Tennessee Department of Children’s Services Commissioner Kate O’Day concedes that the news there were 31 DCS-related child fatalities in the first six months of 2012 is shocking and tragic. Data shows that four children died in DCS custody, 10 died while a DCS case file was open and 17 died after a case was closed.
But a closer look at the numbers and the circumstances behind the deaths and investigations, reveals some of the monumental societal challenges facing the state — and ultimately, DCS.
After receiving pressure from The Tennessean and state Rep. Sherry Jones of Nashville, DCS released the statistics on the deaths of 31 children last month.
“It’s important to look at the whole context. You talk about 31 deaths in six months — that sounds very alarming. I understand that,” O’Day said. “But if you look at the volume of the work that the department does every day ... we’re touching a lot of the state’s most vulnerable families.”
In the past year alone, the DCS received 170,000 calls, formally investigated 65,000 of them and closed 80,000 cases.
And in many of those cases, the DCS is required to meet a “clear and convincing standard” before it can intervene. O’Day said attorneys have told her that “clear and convincing” evidence means “just a little bit shy of what you need to put someone in jail.”
“That puts us in a lot of situations where things are not great ... and we’re trying to work with engaging people and encouraging them to do what they need to do,
because push to shove, we can’t really force it,” O’Day said.
“It’s not an excuse, but it is the environment that we’re doing this work in, and I think it is a context that is getting overlooked.”
The child fatality statistics also shed light on two critical issues facing child and maternal health: unsafe sleeping and drugs.

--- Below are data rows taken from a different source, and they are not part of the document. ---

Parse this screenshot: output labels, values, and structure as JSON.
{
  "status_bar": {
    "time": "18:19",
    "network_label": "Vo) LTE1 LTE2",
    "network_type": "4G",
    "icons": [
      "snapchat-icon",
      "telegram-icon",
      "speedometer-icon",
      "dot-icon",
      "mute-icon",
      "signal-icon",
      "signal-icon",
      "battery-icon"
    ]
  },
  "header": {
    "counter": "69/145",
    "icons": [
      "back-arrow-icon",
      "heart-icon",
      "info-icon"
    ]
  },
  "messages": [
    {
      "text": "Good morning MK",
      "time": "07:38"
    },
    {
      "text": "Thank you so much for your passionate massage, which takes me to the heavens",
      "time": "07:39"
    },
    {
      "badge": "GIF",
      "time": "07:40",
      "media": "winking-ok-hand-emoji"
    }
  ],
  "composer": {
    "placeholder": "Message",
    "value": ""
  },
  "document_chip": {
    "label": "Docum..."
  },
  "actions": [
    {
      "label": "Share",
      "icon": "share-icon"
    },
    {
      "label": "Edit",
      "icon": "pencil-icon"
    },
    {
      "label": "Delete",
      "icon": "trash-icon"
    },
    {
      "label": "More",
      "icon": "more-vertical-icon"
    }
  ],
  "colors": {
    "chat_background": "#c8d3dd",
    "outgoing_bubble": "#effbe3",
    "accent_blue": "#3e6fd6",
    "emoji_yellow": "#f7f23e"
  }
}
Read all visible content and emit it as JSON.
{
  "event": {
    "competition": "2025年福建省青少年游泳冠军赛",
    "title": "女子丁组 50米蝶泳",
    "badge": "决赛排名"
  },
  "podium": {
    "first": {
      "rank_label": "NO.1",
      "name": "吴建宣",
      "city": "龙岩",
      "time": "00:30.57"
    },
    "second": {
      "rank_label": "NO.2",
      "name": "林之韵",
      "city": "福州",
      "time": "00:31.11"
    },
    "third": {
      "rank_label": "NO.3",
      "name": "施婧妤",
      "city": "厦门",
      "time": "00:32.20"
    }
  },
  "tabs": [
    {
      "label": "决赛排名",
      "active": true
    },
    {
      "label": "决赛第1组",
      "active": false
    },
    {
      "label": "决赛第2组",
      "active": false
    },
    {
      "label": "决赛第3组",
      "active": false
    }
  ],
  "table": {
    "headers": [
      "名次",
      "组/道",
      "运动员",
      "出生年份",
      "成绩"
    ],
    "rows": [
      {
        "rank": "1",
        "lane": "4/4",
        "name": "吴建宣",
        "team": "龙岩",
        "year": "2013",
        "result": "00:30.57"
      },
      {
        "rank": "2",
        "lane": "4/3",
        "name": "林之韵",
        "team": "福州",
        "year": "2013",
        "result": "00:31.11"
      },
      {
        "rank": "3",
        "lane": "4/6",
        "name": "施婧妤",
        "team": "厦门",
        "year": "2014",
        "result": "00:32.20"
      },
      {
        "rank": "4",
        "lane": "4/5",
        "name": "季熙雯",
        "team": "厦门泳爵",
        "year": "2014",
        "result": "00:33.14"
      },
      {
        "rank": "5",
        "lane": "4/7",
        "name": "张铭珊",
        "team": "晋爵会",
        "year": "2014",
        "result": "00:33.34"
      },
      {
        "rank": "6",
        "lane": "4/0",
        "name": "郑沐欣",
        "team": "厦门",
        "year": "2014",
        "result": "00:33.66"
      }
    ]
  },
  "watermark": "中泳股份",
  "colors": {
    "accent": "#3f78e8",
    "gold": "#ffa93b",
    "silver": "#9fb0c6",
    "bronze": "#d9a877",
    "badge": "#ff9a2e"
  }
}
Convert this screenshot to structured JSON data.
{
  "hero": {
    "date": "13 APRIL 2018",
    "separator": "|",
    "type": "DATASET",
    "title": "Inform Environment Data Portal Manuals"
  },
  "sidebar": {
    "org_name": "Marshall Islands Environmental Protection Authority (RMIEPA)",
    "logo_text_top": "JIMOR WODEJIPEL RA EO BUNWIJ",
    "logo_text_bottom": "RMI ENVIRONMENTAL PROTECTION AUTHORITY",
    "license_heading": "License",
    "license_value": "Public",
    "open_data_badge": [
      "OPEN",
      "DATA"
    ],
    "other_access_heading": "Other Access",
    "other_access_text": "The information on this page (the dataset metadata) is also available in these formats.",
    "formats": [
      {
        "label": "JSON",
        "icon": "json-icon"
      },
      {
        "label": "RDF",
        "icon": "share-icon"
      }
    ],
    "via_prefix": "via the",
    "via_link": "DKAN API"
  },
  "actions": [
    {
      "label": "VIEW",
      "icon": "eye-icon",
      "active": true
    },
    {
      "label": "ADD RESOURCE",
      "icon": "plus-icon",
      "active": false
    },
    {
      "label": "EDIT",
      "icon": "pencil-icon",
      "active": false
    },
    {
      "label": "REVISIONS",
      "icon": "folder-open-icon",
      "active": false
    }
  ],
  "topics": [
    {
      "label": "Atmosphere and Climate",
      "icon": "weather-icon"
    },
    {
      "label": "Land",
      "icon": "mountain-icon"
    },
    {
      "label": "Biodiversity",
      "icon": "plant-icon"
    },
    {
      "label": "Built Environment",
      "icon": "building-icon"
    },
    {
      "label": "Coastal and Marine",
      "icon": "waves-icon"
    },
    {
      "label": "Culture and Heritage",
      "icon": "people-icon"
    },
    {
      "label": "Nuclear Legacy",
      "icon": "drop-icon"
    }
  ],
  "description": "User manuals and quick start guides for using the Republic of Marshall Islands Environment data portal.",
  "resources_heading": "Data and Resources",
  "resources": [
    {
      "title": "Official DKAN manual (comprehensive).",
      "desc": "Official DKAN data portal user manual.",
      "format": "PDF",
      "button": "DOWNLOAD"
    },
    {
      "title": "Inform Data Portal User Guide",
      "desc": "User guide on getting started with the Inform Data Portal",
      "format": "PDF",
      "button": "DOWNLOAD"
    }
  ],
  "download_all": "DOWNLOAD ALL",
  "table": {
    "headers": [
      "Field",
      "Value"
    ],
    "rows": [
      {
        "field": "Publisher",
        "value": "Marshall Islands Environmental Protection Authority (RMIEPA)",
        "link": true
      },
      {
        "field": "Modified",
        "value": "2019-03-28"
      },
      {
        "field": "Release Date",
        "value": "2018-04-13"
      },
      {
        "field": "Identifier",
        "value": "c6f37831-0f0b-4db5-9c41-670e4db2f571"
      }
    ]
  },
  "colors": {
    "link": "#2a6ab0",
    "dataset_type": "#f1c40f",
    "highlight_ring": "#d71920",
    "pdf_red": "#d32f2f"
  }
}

Nine of the 31 deaths reported by DCS were related to sleep issues: either co-sleeping deaths or other instances of “crib death.”
Co-sleeping deaths occur when parents sleep together with their children and accidentally suffocate them.
But in seven of the nine sleeping-related deaths, drugs also played a factor.
“You see drug use, and wow, why don’t you grab those kids and bring them into care? But you’ve got to look beyond that. ... You have the issue that if you bring that child into care, you’re intervening in a stage where the parent and child are bonding together. That’s not something, if you know anything about child development, that you take lightly,” O’Day said.
“You’ve got to make a balanced decision between what is the safety of that very vulnerable infant versus the need to keep that family together so that bonding can happen and that the parent becomes fully competent to take care of that child.”
Prenatal drug exposure is the second most prevalent cause of death in the DCS statistics — and O’Day said it’s possible parent drug use played a role in other deaths on the list, as well. A lot of times, DCS has its hands tied when it comes to intervening in those cases.
“All use is not illegal. It’s not illegal to drink and have kids. It’s not illegal to have prescription narcotic medication and have kids,” O’Day said.
“I don’t have a direct intervention I can do that’s going to reduce co-sleeping or reduce parents using [drugs] around their kids, because that’s constitutionally private behavior. And Tennessee is one of the most family-protective states.”
Three drug-exposed infants younger than 6 months old died while a DCS case file was open, according to the statistics. DCS executive director of safety Carla Aaron said hospitals notify the agency if they find evidence of drug addiction in mothers or children. But often, it’s too late to help.
“There are a lot of issues early on in that child’s life that have to be dealt with pretty quickly,” Aaron said. “Sometimes, the medical condition of that child, it just can’t be overcome.”
O’Day said she plans on partnering with other agencies to increase educational campaign efforts about the leading causes of death.
Despite recent criticism over the child fatality numbers, O’Day says DCS is doing what they can to prevent child deaths.
“[A campaign] is a very indirect way of changing behavior. It’s not like when the [Tennessee Highway Patrol] decides they are going to put more troopers, they’re going to write more tickets — people slow down, and there are fewer fatalities. They can make that happen in enough time to change the numbers before the end of the year,” O’Day said.
“I don’t have that.”